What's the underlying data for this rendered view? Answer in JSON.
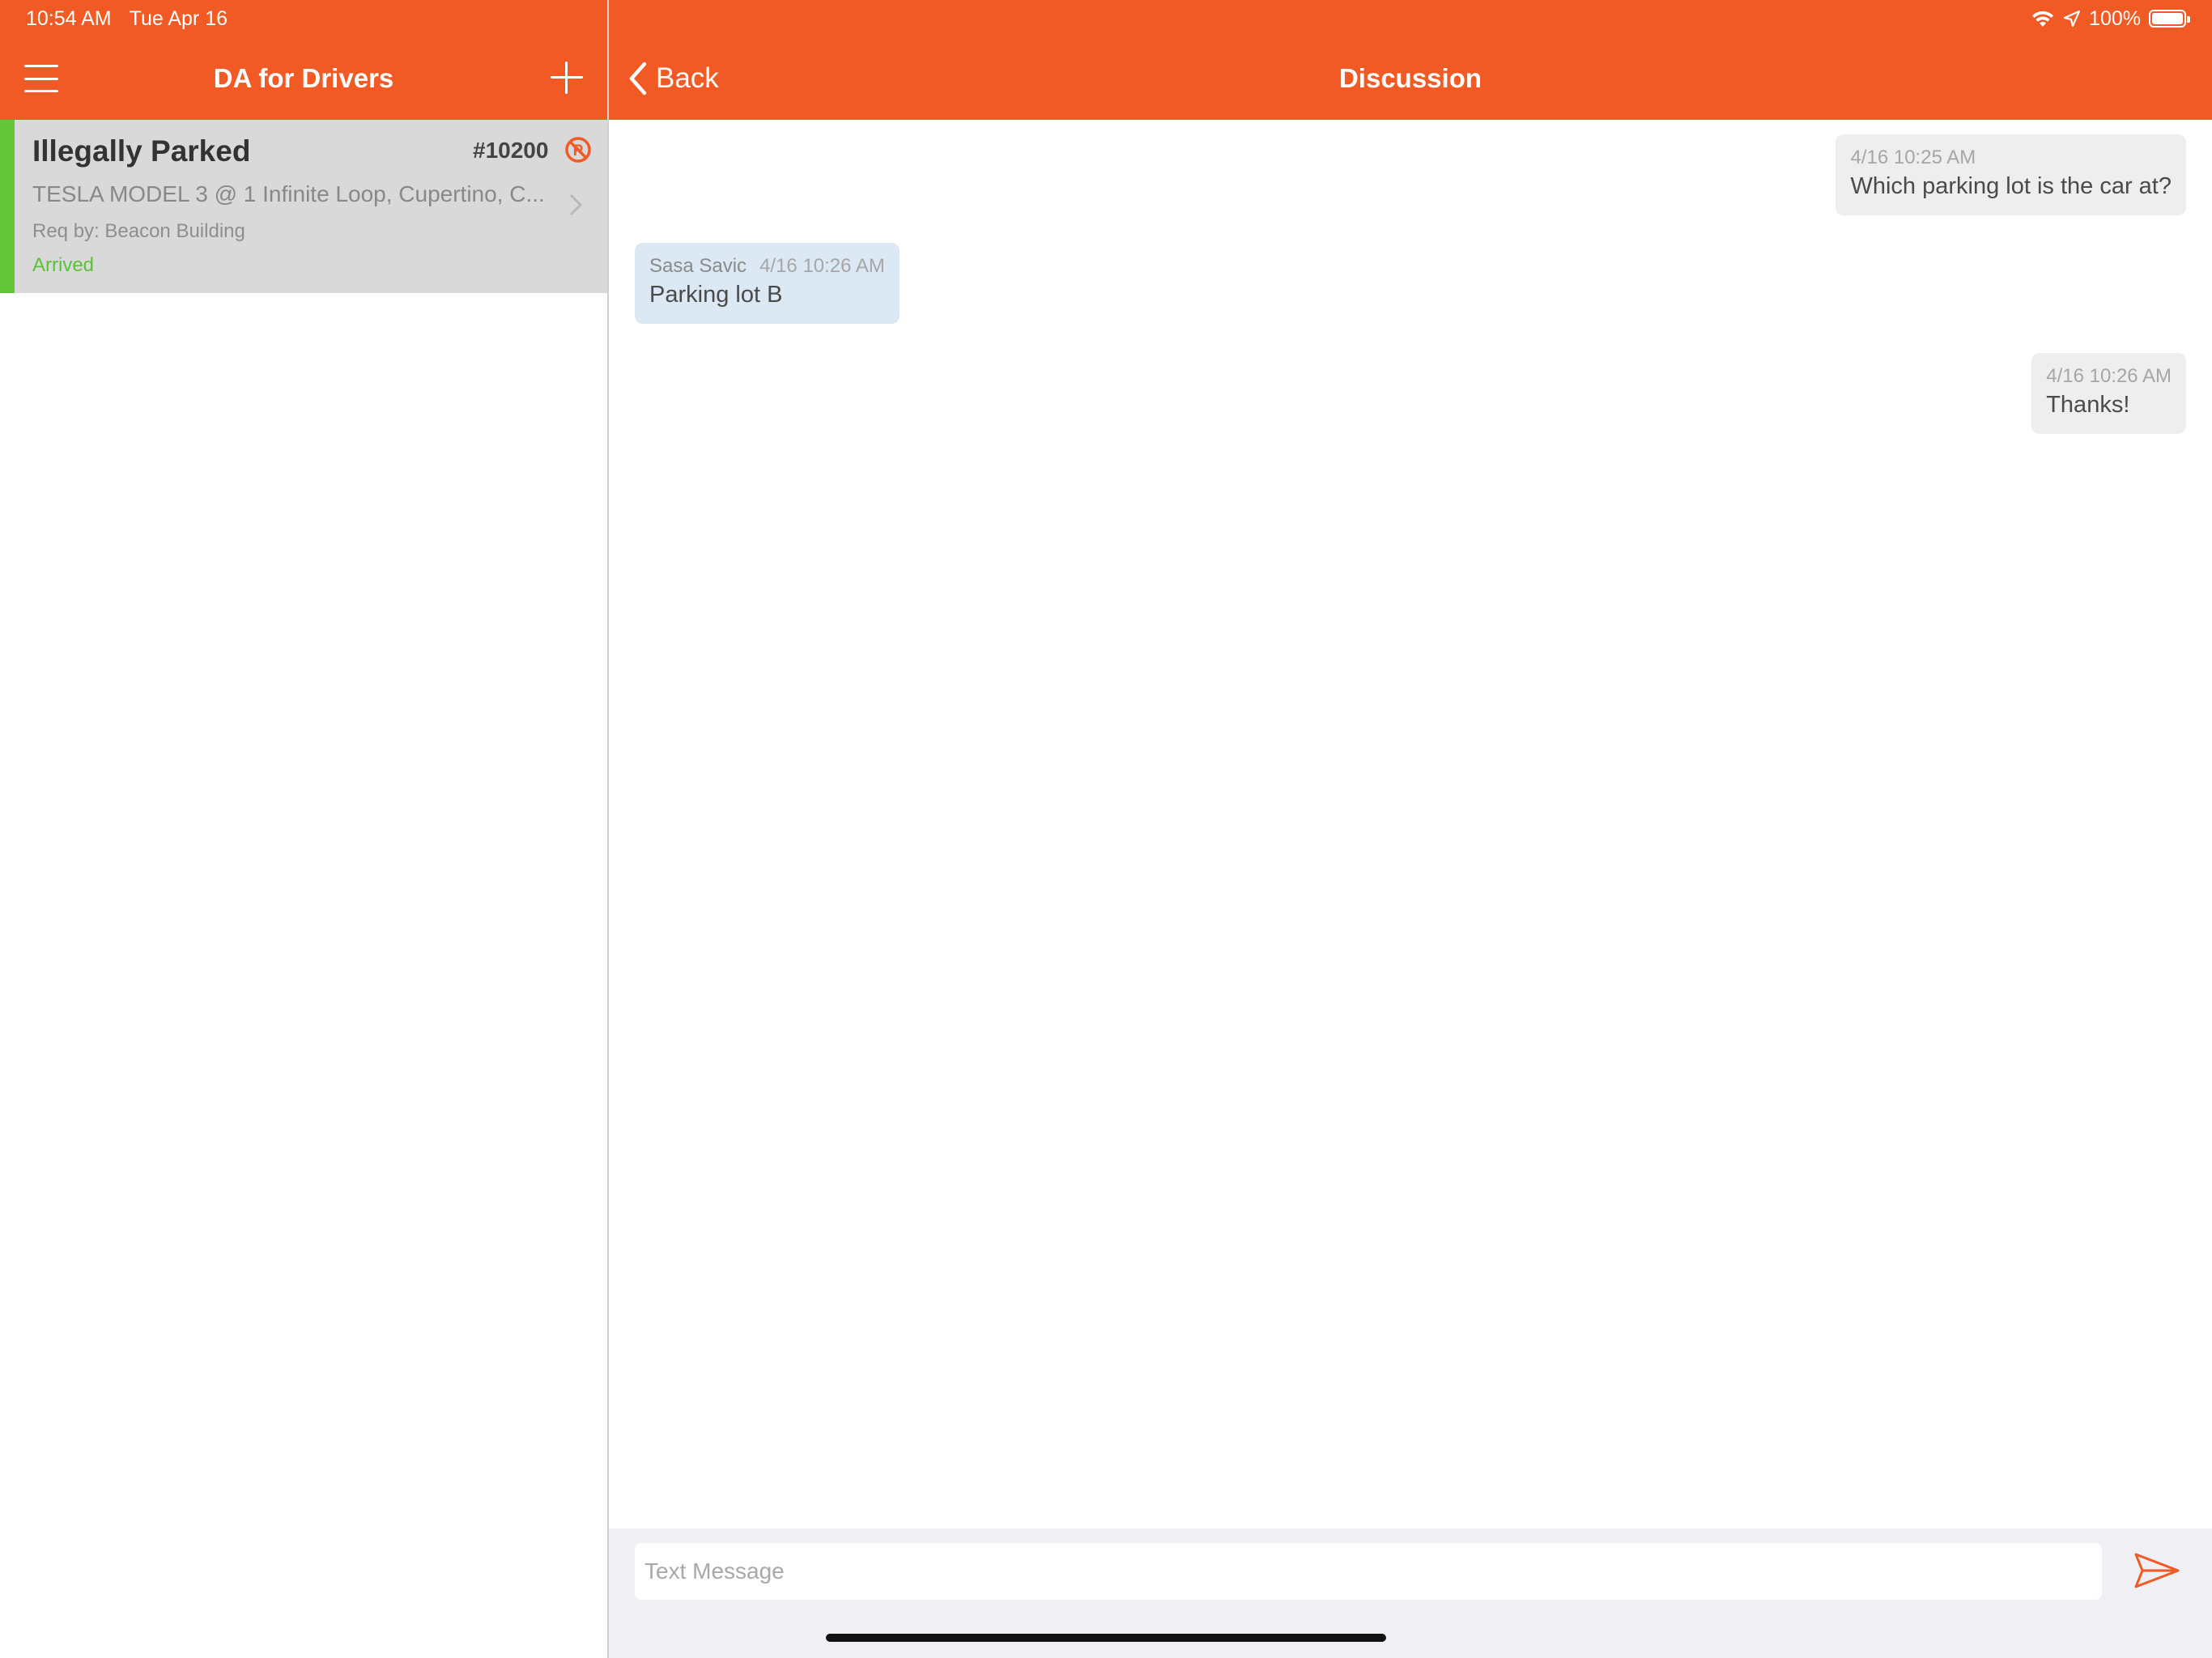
{
  "status_bar": {
    "time": "10:54 AM",
    "date": "Tue Apr 16",
    "battery": "100%",
    "icons": [
      "wifi-icon",
      "location-arrow-icon",
      "battery-icon"
    ]
  },
  "master": {
    "title": "DA for Drivers",
    "menu_icon": "hamburger-menu-icon",
    "add_icon": "plus-icon",
    "jobs": [
      {
        "title": "Illegally Parked",
        "number": "#10200",
        "icon": "no-parking-icon",
        "description": "TESLA MODEL 3 @ 1 Infinite Loop, Cupertino, C...",
        "requested_by": "Req by: Beacon Building",
        "status": "Arrived",
        "accent_color": "#62c53a",
        "status_color": "#5cc03a"
      }
    ]
  },
  "detail": {
    "back_label": "Back",
    "title": "Discussion",
    "messages": [
      {
        "direction": "outgoing",
        "sender": "",
        "timestamp": "4/16 10:25 AM",
        "text": "Which parking lot is the car at?"
      },
      {
        "direction": "incoming",
        "sender": "Sasa Savic",
        "timestamp": "4/16 10:26 AM",
        "text": "Parking lot B"
      },
      {
        "direction": "outgoing",
        "sender": "",
        "timestamp": "4/16 10:26 AM",
        "text": "Thanks!"
      }
    ]
  },
  "composer": {
    "placeholder": "Text Message",
    "value": "",
    "send_icon": "send-icon"
  },
  "colors": {
    "brand": "#f15a24",
    "outgoing_bubble": "#eeeeee",
    "incoming_bubble": "#dce9f5"
  }
}
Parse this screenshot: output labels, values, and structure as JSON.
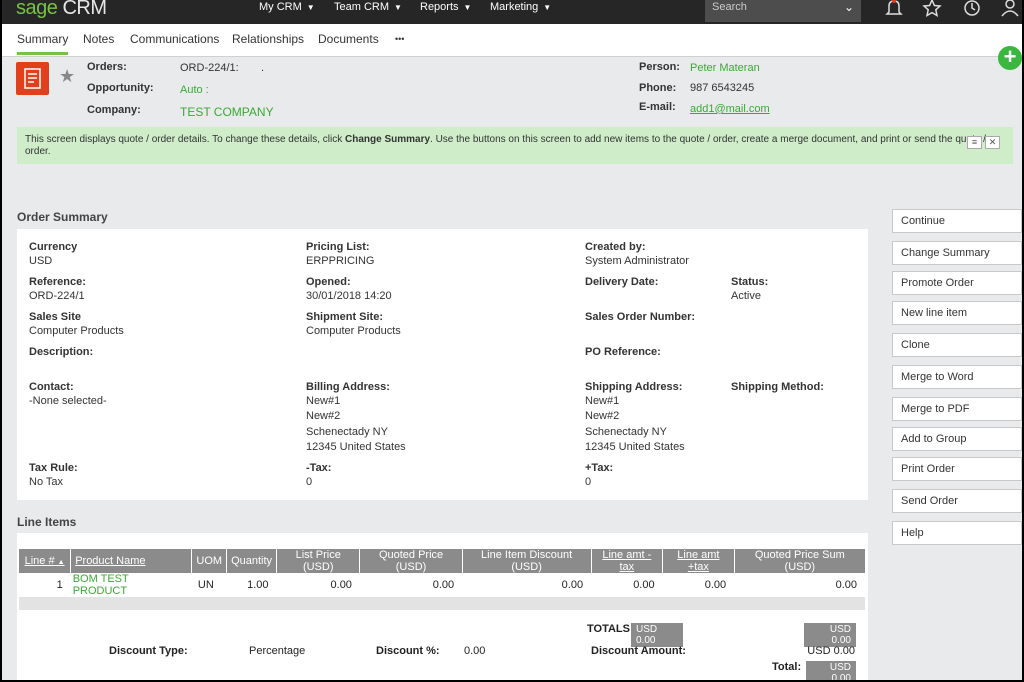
{
  "topnav": {
    "logo_brand": "sage",
    "logo_product": "CRM",
    "items": [
      "My CRM",
      "Team CRM",
      "Reports",
      "Marketing"
    ],
    "search_placeholder": "Search"
  },
  "tabs": [
    "Summary",
    "Notes",
    "Communications",
    "Relationships",
    "Documents",
    "•••"
  ],
  "header": {
    "orders_label": "Orders:",
    "orders_value": "ORD-224/1:",
    "orders_extra": ".",
    "opportunity_label": "Opportunity:",
    "opportunity_value": "Auto :",
    "company_label": "Company:",
    "company_value": "TEST COMPANY",
    "person_label": "Person:",
    "person_value": "Peter Materan",
    "phone_label": "Phone:",
    "phone_value": "987 6543245",
    "email_label": "E-mail:",
    "email_value": "add1@mail.com"
  },
  "info": {
    "text_1": "This screen displays quote / order details. To change these details, click ",
    "text_bold": "Change Summary",
    "text_2": ". Use the buttons on this screen to add new items to the quote / order, create a merge document, and print or send the quote / order."
  },
  "order_summary": {
    "title": "Order Summary",
    "currency_label": "Currency",
    "currency_value": "USD",
    "pricing_label": "Pricing List:",
    "pricing_value": "ERPPRICING",
    "created_label": "Created by:",
    "created_value": "System Administrator",
    "reference_label": "Reference:",
    "reference_value": "ORD-224/1",
    "opened_label": "Opened:",
    "opened_value": "30/01/2018 14:20",
    "delivery_label": "Delivery Date:",
    "status_label": "Status:",
    "status_value": "Active",
    "salessite_label": "Sales Site",
    "salessite_value": "Computer Products",
    "shipsite_label": "Shipment Site:",
    "shipsite_value": "Computer Products",
    "salesorder_label": "Sales Order Number:",
    "description_label": "Description:",
    "po_label": "PO Reference:",
    "contact_label": "Contact:",
    "contact_value": "-None selected-",
    "billing_label": "Billing Address:",
    "billing_lines": [
      "New#1",
      "New#2",
      "Schenectady NY",
      "12345 United States"
    ],
    "shipping_label": "Shipping Address:",
    "shipping_lines": [
      "New#1",
      "New#2",
      "Schenectady NY",
      "12345 United States"
    ],
    "shipmethod_label": "Shipping Method:",
    "taxrule_label": "Tax Rule:",
    "taxrule_value": "No Tax",
    "mtax_label": "-Tax:",
    "mtax_value": "0",
    "ptax_label": "+Tax:",
    "ptax_value": "0"
  },
  "actions": [
    "Continue",
    "Change Summary",
    "Promote Order",
    "New line item",
    "Clone",
    "Merge to Word",
    "Merge to PDF",
    "Add to Group",
    "Print Order",
    "Send Order",
    "Help"
  ],
  "line_items": {
    "title": "Line Items",
    "columns": [
      "Line #",
      "Product Name",
      "UOM",
      "Quantity",
      "List Price (USD)",
      "Quoted Price (USD)",
      "Line Item Discount (USD)",
      "Line amt -tax",
      "Line amt +tax",
      "Quoted Price Sum (USD)"
    ],
    "sort_indicator": "▲",
    "rows": [
      {
        "line": "1",
        "product": "BOM TEST PRODUCT",
        "uom": "UN",
        "qty": "1.00",
        "list": "0.00",
        "quoted": "0.00",
        "discount": "0.00",
        "amt_ex": "0.00",
        "amt_inc": "0.00",
        "sum": "0.00"
      }
    ]
  },
  "totals": {
    "totals_label": "TOTALS",
    "totals_value": "USD 0.00",
    "right_value": "USD 0.00",
    "discount_type_label": "Discount Type:",
    "discount_type_value": "Percentage",
    "discount_pct_label": "Discount %:",
    "discount_pct_value": "0.00",
    "discount_amt_label": "Discount Amount:",
    "discount_amt_value": "USD 0.00",
    "total_label": "Total:",
    "total_value": "USD 0.00"
  }
}
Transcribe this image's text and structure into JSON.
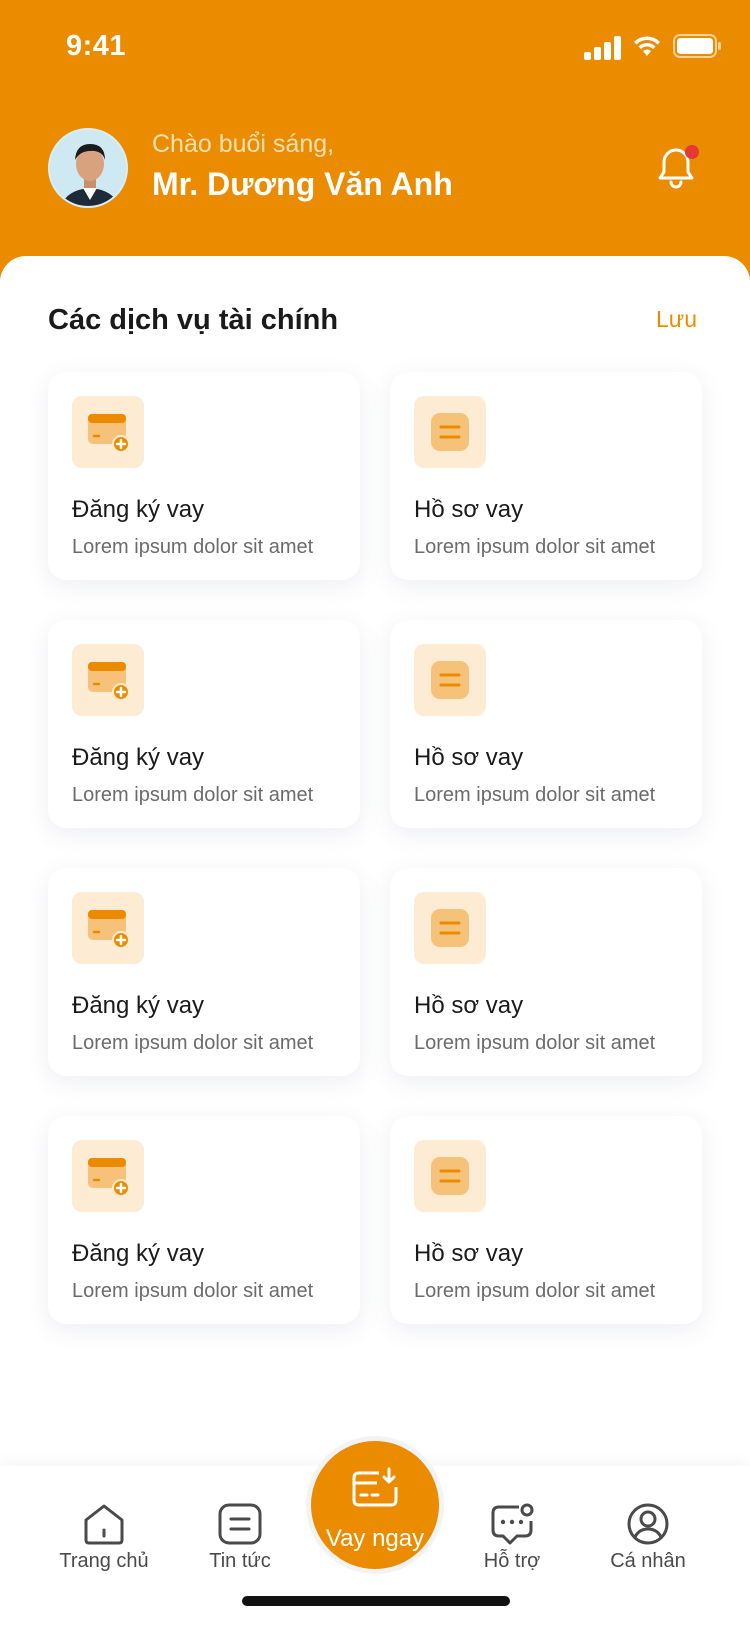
{
  "status_bar": {
    "time": "9:41"
  },
  "header": {
    "greeting": "Chào buổi sáng,",
    "user_name": "Mr. Dương Văn Anh",
    "notification_dot": true
  },
  "services": {
    "title": "Các dịch vụ tài chính",
    "save_label": "Lưu",
    "cards": [
      {
        "icon": "loan-register-icon",
        "title": "Đăng ký vay",
        "desc": "Lorem ipsum dolor sit amet"
      },
      {
        "icon": "loan-profile-icon",
        "title": "Hồ sơ vay",
        "desc": "Lorem ipsum dolor sit amet"
      },
      {
        "icon": "loan-register-icon",
        "title": "Đăng ký vay",
        "desc": "Lorem ipsum dolor sit amet"
      },
      {
        "icon": "loan-profile-icon",
        "title": "Hồ sơ vay",
        "desc": "Lorem ipsum dolor sit amet"
      },
      {
        "icon": "loan-register-icon",
        "title": "Đăng ký vay",
        "desc": "Lorem ipsum dolor sit amet"
      },
      {
        "icon": "loan-profile-icon",
        "title": "Hồ sơ vay",
        "desc": "Lorem ipsum dolor sit amet"
      },
      {
        "icon": "loan-register-icon",
        "title": "Đăng ký vay",
        "desc": "Lorem ipsum dolor sit amet"
      },
      {
        "icon": "loan-profile-icon",
        "title": "Hồ sơ vay",
        "desc": "Lorem ipsum dolor sit amet"
      }
    ]
  },
  "tabbar": {
    "home": "Trang chủ",
    "news": "Tin tức",
    "cta": "Vay ngay",
    "support": "Hỗ trợ",
    "profile": "Cá nhân"
  },
  "colors": {
    "brand": "#EB8C00",
    "icon_bg": "#FDEBD3",
    "icon_fill": "#F6C27A",
    "alert": "#E53935"
  }
}
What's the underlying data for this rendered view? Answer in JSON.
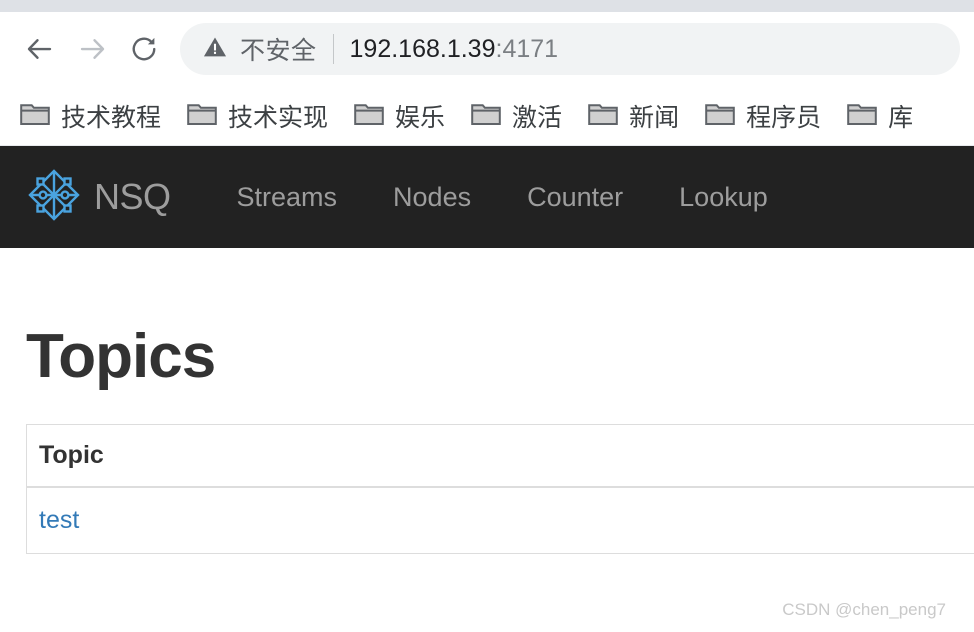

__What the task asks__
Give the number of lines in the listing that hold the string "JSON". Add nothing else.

__Result of the exercise__
4